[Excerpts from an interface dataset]
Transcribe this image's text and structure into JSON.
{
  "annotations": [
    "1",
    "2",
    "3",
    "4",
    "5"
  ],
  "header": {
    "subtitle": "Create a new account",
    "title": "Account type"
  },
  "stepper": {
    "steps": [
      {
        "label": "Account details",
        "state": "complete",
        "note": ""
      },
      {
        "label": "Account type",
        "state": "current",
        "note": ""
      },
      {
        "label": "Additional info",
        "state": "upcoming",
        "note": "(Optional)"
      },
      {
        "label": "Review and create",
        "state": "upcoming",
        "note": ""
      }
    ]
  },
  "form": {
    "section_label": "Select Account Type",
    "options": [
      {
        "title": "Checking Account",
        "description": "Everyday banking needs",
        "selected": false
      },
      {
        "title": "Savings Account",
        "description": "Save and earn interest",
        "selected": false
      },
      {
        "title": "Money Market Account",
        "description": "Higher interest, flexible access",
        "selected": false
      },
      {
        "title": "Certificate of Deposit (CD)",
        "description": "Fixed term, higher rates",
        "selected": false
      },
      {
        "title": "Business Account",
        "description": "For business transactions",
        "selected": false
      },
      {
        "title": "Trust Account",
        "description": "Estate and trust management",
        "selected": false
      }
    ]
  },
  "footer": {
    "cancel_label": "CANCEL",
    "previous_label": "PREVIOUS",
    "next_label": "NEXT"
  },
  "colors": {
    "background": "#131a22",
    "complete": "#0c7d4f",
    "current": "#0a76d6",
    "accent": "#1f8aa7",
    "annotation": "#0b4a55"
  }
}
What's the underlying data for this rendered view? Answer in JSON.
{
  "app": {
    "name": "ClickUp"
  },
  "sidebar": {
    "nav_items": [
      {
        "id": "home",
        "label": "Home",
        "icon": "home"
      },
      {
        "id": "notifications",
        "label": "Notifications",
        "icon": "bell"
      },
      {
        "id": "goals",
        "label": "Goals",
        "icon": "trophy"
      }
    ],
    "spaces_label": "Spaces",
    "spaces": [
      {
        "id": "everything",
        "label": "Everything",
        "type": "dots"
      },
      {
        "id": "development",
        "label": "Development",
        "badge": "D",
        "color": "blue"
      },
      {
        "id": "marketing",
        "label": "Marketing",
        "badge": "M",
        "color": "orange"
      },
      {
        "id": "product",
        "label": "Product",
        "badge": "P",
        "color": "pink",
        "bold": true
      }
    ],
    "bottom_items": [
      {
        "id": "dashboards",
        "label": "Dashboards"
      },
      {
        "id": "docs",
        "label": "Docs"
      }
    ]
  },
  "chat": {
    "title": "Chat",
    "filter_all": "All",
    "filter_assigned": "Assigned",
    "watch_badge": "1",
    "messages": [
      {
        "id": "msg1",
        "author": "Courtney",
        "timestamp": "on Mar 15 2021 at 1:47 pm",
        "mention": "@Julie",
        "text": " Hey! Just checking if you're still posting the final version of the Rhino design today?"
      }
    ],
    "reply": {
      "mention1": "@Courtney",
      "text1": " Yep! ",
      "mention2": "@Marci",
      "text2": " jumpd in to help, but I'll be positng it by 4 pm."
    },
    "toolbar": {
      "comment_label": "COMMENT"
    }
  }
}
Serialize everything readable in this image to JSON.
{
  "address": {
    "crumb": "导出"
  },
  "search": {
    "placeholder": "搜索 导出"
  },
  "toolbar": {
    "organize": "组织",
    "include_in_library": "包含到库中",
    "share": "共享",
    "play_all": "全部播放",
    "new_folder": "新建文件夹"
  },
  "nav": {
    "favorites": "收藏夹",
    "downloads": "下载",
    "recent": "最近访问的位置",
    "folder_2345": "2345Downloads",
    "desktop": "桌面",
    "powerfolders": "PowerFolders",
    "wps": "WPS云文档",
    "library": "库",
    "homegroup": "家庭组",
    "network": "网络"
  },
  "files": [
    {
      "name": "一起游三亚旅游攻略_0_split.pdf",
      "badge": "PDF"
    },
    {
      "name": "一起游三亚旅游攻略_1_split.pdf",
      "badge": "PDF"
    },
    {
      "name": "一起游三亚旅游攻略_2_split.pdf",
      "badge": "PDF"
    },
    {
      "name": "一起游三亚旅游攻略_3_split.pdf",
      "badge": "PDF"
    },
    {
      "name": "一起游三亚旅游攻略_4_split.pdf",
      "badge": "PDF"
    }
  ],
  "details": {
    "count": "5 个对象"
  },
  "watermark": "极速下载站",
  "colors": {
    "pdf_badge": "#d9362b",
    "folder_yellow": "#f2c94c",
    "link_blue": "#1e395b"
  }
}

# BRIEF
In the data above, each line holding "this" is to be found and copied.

# RESULT OF THE TASK
Transcribe this image's text and structure into JSON.
What's the underlying data for this rendered view? Answer in JSON.
Serialize everything readable in this image to JSON.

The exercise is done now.